|Jeffrey Paul Delisle jumps out of a Sheriff van after arriving at the provincial court in Halifax on February 28, 2012. Delisle, who was a naval intelligence officer, faces charges of giving secret information to a foreign entity. (REUTERS/Paul Darrow)
Sub-Lt. Jeffrey Delisle, a naval spy from Nova Scotia and the first person ever convicted under Canada's post-9/11 anti-terrorism legislation, will appear in court Thursday for sentencing.
Because nobody's ever been convicted under the Security of Information Act before, it's unclear what kind of punishment awaits the officer for selling Canadian secrets to Russia for $3,000 a month.
"The Crown has a strong incentive to seek a sentence sufficiently strong to act as a deterrent, whereas the defence is likely to seek leniency in return for pleading out," said Christian Leuprecht, a national security expert from Queen's University and the Royal Military College of Canada. "The eventual sentence rendered will establish legal precedent for any future arraignment under Canada's revamped Security of Information Act."
Delisle pleaded guilty in October to one count of breach of trust and two counts of sharing information with a foreign entity.

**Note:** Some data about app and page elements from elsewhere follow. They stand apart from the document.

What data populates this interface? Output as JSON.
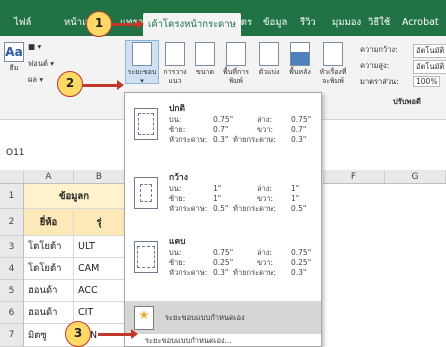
{
  "tabs": [
    "ไฟล์",
    "หน้าแรก",
    "แทรก",
    "เค้าโครงหน้ากระดาษ",
    "สูตร",
    "ข้อมูล",
    "รีวิว",
    "มุมมอง",
    "วิธีใช้",
    "Acrobat"
  ],
  "ribbon": {
    "themes": "ธีม",
    "fonts": "ฟอนต์",
    "effects": "ผล",
    "margins": "ระยะขอบ",
    "orientation": "การวางแนว",
    "size": "ขนาด",
    "print_area": "พื้นที่การพิมพ์",
    "breaks": "ตัวแบ่ง",
    "background": "พื้นหลัง",
    "print_titles": "หัวเรื่องที่จะพิมพ์",
    "width": "ความกว้าง:",
    "height": "ความสูง:",
    "scale": "มาตราส่วน:",
    "width_value": "อัตโนมัติ",
    "height_value": "อัตโนมัติ",
    "scale_value": "100%",
    "scale_group": "ปรับพอดี"
  },
  "name_box": "O11",
  "columns": [
    "A",
    "B",
    "F",
    "G"
  ],
  "rows": [
    "1",
    "2",
    "3",
    "4",
    "5",
    "6",
    "7"
  ],
  "sheet": {
    "title": "ข้อมูลก",
    "header_a": "ยี่ห้อ",
    "header_b": "รุ่",
    "brands": [
      "โตโยต้า",
      "โตโยต้า",
      "ฮอนด้า",
      "ฮอนด้า",
      "มิตซู"
    ],
    "models": [
      "ULT",
      "CAM",
      "ACC",
      "CIT",
      "LAN"
    ]
  },
  "margins_menu": {
    "normal": {
      "name": "ปกติ",
      "top_label": "บน:",
      "top": "0.75\"",
      "bottom_label": "ล่าง:",
      "bottom": "0.75\"",
      "left_label": "ซ้าย:",
      "left": "0.7\"",
      "right_label": "ขวา:",
      "right": "0.7\"",
      "header_label": "หัวกระดาษ:",
      "header": "0.3\"",
      "footer_label": "ท้ายกระดาษ:",
      "footer": "0.3\""
    },
    "wide": {
      "name": "กว้าง",
      "top_label": "บน:",
      "top": "1\"",
      "bottom_label": "ล่าง:",
      "bottom": "1\"",
      "left_label": "ซ้าย:",
      "left": "1\"",
      "right_label": "ขวา:",
      "right": "1\"",
      "header_label": "หัวกระดาษ:",
      "header": "0.5\"",
      "footer_label": "ท้ายกระดาษ:",
      "footer": "0.5\""
    },
    "narrow": {
      "name": "แคบ",
      "top_label": "บน:",
      "top": "0.75\"",
      "bottom_label": "ล่าง:",
      "bottom": "0.75\"",
      "left_label": "ซ้าย:",
      "left": "0.25\"",
      "right_label": "ขวา:",
      "right": "0.25\"",
      "header_label": "หัวกระดาษ:",
      "header": "0.3\"",
      "footer_label": "ท้ายกระดาษ:",
      "footer": "0.3\""
    },
    "custom_name": "ระยะขอบแบบกำหนดเอง",
    "custom_link": "ระยะขอบแบบกำหนดเอง..."
  },
  "badges": [
    "1",
    "2",
    "3"
  ],
  "colors": {
    "ribbon_green": "#217346",
    "badge_fill": "#ffd966",
    "arrow_red": "#c0392b"
  }
}
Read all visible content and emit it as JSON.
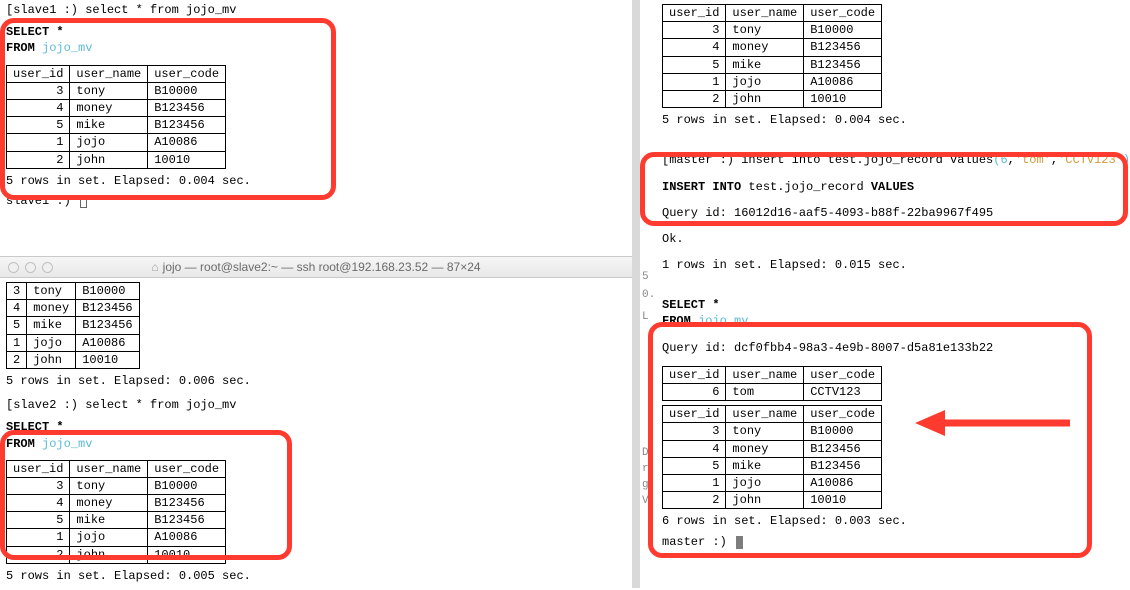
{
  "common_table": {
    "headers": [
      "user_id",
      "user_name",
      "user_code"
    ],
    "rows": [
      {
        "id": "3",
        "name": "tony",
        "code": "B10000"
      },
      {
        "id": "4",
        "name": "money",
        "code": "B123456"
      },
      {
        "id": "5",
        "name": "mike",
        "code": "B123456"
      },
      {
        "id": "1",
        "name": "jojo",
        "code": "A10086"
      },
      {
        "id": "2",
        "name": "john",
        "code": "10010"
      }
    ]
  },
  "new_row": {
    "id": "6",
    "name": "tom",
    "code": "CCTV123"
  },
  "slave1": {
    "prompt_open": "[slave1 :) select * from jojo_mv",
    "select": "SELECT *",
    "from_kw": "FROM ",
    "from_tbl": "jojo_mv",
    "status": "5 rows in set. Elapsed: 0.004 sec.",
    "next_prompt": "slave1 :) "
  },
  "slave2": {
    "titlebar": "jojo — root@slave2:~ — ssh root@192.168.23.52 — 87×24",
    "top_status": "5 rows in set. Elapsed: 0.006 sec.",
    "prompt": "[slave2 :) select * from jojo_mv",
    "select": "SELECT *",
    "from_kw": "FROM ",
    "from_tbl": "jojo_mv",
    "bottom_status": "5 rows in set. Elapsed: 0.005 sec."
  },
  "master": {
    "insert_prompt_prefix": "[master :) insert into test.jojo_record values",
    "insert_args_open": "(",
    "insert_arg_num": "6",
    "insert_comma1": ",",
    "insert_arg_str1": "'tom'",
    "insert_comma2": ",",
    "insert_arg_str2": "'CCTV123'",
    "insert_args_close": ");",
    "insert_echo_1": "INSERT INTO",
    "insert_echo_2": " test.jojo_record ",
    "insert_echo_3": "VALUES",
    "query_id_insert": "Query id: 16012d16-aaf5-4093-b88f-22ba9967f495",
    "ok": "Ok.",
    "rows_insert": "1 rows in set. Elapsed: 0.015 sec.",
    "top_status_cut": "5 rows in set. Elapsed: 0.004 sec.",
    "select": "SELECT *",
    "from_kw": "FROM ",
    "from_tbl": "jojo_mv",
    "query_id_select": "Query id: dcf0fbb4-98a3-4e9b-8007-d5a81e133b22",
    "final_status": "6 rows in set. Elapsed: 0.003 sec.",
    "next_prompt": "master :) "
  },
  "gutter_chars": {
    "a": "5",
    "b": "0.",
    "c": "L",
    "d": "D",
    "e": "r",
    "f": "g",
    "g": "V"
  }
}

His two-day sentencing hearing starts Thursday. He may face life in prison.